Register with us or sign in
Regarding horse tail - I used to have this in my old garden and it gradually got weaker as I kept digging it out as far down as I could and I made sure none of the leaves (are they leaves?) broke off into the soil to prevent new ones growing. Good luck.
I'm hoping to refresh this thread, as I was going to ask the same thing. We suddenly have a plague of cleavers (aka goose grass or "sticky willie"), probably because we reomved a big conifer and there's a lot more light in this part of the garden. Can I compost it or will it return to haunt me next year?
One good thing about cleavers....if you cut yourself in the garden, squished cleavers pressed against the cut will stop the bleeding; it's a natural coagulant
I have tried contact weed killers and nothing seems to be happening, please please what else can be done?
My tortoises love them but right now I could feed half of galapagos with the growth they've put on in the warm, wet conditions!
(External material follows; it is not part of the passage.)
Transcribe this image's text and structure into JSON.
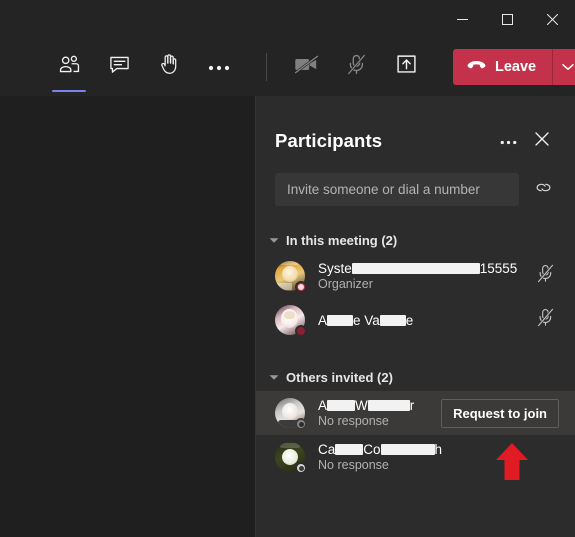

A bit of research with the help pf Mr Google suggests that it's fine to put cleavers on the compost as long as you do it before it's set seed (around August).
Good to know. I was in two minds about the compost bin.
Yes my cats too spread this around!! It's not too bad if you can keep on top of it by pulling them out before they have seeds. Any one know a failsafe method for killing broadleaf ivy as its creeping over from a neighbours and ruining my expensive fence? thanks in advance.
Fine if you pick it young - once it's flowered and gone to seed it's not pleasant.
Best composted young for me
I have cleavers all over our bluebell wood so cant spray and a bit challenging to do by hand. Any suggestions please. Tragog
I find it so easy to pull out that I wouldn't bother with weedkillers, just yank it out. Big patches can be pulled out with a rake (the sticky branches work in your favour here!) Firmly rooted bluebells and other plants will be left looking ragged for a while but will survive. (If they do get accidentally raked out of the ground, quickly replant them!)
Cleavers give me a nasty rash. I pull them and then leave them to dry on the lawn for a few hours and then they can go on the compost heap. For serious nasties like bindweed and couch grass and creeping buttercup I leave the plants and roots to dry out for a day or so so they're dead before they go on the compost. Horsetail goes into the dustbin, again after drying out first.